_Task brief:_ Whenever a line below mentions the word "helmet", that line should be copied.

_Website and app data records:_
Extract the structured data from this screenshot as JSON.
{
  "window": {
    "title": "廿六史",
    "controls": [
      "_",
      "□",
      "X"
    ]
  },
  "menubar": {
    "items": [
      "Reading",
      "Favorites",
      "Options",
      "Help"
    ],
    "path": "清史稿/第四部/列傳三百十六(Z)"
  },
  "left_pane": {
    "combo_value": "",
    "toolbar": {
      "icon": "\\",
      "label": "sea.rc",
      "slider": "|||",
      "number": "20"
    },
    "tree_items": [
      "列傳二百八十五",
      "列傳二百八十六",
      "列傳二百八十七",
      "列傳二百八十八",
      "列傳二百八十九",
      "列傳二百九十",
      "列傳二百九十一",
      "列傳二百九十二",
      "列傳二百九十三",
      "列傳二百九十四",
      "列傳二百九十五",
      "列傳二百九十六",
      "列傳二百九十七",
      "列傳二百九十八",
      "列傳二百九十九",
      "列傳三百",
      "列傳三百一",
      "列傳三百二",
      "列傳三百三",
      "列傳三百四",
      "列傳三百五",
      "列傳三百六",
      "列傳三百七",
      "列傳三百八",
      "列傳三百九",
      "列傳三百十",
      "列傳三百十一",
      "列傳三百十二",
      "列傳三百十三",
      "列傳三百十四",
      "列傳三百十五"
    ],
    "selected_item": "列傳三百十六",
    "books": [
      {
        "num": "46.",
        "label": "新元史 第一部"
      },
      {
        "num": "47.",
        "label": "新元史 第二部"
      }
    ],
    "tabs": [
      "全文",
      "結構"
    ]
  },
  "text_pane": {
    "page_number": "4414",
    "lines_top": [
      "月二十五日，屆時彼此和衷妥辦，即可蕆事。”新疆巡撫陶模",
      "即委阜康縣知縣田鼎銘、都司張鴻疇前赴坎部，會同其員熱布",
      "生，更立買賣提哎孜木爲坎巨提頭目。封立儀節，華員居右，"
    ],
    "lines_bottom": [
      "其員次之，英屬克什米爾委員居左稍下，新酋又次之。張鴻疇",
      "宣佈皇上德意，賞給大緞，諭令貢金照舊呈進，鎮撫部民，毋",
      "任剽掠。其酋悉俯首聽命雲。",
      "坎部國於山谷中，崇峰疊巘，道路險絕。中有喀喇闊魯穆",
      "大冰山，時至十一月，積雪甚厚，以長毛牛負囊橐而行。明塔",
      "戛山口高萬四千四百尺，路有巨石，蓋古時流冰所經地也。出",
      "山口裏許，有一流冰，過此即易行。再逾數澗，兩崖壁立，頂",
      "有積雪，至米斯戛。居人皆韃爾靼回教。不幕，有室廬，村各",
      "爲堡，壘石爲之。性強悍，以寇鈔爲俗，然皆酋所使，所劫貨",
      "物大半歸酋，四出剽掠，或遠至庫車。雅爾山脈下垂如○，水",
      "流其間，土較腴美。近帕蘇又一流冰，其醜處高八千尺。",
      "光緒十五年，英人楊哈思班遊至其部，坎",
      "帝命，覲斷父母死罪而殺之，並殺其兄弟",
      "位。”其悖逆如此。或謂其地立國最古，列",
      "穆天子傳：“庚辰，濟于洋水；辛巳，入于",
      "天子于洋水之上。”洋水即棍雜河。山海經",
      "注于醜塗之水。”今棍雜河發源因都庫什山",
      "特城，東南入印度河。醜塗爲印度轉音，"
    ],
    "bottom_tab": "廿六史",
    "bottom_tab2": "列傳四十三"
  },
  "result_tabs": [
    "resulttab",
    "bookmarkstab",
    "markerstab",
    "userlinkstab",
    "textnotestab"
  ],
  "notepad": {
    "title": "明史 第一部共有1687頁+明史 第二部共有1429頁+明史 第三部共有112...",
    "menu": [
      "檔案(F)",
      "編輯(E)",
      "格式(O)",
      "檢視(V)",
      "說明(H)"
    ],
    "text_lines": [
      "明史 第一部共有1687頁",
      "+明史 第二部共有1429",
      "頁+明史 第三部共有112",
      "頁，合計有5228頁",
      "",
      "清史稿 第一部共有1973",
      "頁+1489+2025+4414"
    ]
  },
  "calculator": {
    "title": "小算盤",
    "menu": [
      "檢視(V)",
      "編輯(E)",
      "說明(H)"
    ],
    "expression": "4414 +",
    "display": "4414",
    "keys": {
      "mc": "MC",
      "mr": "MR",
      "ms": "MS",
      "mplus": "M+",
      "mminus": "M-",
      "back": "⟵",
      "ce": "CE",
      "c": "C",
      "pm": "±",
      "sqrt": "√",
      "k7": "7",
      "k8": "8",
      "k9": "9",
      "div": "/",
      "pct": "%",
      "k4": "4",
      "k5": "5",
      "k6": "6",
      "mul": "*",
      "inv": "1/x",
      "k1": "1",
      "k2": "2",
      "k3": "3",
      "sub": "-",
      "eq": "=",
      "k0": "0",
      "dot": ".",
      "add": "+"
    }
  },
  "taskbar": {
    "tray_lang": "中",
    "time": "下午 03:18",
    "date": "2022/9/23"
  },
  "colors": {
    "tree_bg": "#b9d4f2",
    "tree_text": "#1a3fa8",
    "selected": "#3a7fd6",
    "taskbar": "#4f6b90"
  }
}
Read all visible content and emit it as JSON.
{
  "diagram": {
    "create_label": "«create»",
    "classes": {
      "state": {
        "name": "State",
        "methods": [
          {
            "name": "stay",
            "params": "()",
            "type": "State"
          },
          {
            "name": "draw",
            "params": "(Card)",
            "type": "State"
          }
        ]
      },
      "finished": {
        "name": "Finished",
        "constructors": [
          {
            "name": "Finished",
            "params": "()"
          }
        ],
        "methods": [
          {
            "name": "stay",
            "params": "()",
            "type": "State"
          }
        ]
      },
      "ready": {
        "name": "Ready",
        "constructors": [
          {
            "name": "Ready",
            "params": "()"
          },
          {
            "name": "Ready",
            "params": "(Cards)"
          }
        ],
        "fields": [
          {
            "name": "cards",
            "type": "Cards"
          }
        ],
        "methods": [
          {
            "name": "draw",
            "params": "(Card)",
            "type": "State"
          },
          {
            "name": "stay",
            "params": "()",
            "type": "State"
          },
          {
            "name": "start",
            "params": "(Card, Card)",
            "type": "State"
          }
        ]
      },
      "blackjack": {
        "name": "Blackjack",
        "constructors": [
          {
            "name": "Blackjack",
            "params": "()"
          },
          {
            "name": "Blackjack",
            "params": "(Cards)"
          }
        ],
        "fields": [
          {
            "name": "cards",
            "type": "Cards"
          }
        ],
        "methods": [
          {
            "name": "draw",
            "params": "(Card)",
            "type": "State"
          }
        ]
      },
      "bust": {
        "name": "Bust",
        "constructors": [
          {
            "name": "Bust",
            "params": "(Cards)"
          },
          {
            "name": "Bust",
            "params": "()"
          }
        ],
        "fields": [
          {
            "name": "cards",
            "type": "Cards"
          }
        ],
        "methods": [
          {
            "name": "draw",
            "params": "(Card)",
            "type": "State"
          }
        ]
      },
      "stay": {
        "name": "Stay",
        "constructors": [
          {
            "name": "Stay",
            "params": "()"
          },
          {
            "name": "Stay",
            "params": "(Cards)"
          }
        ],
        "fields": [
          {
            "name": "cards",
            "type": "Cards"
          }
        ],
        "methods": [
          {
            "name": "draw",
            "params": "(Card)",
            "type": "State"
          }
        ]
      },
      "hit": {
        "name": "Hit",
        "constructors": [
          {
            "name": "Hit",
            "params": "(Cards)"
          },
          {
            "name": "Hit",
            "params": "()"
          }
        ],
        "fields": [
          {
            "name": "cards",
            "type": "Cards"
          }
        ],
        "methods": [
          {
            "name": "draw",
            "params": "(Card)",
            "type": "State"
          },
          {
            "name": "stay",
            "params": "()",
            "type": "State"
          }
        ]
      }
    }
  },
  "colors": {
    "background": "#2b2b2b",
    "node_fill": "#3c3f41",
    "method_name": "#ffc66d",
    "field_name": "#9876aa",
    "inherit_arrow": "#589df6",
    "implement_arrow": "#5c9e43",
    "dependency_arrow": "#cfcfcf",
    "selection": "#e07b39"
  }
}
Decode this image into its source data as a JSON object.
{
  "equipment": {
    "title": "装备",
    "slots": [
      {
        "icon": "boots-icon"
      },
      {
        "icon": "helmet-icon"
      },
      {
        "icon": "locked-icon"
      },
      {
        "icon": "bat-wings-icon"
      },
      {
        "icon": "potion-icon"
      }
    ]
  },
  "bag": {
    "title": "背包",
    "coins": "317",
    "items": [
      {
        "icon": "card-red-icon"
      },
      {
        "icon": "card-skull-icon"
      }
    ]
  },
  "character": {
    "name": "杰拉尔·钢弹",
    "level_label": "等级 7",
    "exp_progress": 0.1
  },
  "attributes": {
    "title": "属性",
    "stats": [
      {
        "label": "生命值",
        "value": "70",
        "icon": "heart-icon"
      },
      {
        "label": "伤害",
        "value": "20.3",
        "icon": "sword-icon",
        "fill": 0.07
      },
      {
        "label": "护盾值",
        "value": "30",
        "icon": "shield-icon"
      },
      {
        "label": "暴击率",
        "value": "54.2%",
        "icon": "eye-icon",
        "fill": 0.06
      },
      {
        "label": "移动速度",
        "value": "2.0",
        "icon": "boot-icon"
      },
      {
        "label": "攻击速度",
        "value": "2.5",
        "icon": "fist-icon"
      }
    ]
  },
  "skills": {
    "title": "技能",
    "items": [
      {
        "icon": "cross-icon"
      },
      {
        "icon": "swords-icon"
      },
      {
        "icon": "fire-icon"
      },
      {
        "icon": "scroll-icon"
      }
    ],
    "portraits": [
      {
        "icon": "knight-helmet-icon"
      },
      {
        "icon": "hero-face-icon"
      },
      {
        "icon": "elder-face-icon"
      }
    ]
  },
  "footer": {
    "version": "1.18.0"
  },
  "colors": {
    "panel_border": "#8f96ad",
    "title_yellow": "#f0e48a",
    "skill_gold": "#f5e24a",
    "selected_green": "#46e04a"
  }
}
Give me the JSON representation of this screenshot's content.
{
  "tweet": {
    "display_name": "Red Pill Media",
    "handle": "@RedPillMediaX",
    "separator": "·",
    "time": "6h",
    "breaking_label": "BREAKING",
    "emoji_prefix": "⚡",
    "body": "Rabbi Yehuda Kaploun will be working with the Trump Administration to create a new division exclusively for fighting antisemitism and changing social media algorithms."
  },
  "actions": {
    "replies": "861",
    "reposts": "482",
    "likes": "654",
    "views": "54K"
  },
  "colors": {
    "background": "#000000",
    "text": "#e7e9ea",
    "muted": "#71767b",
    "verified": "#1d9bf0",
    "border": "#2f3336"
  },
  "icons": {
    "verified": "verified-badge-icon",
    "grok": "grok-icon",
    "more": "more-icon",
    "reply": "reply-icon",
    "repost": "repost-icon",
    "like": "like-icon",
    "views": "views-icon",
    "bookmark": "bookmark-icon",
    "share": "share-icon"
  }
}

_Solution to the problem:_
        "icon": "helmet-icon"
        "icon": "knight-helmet-icon"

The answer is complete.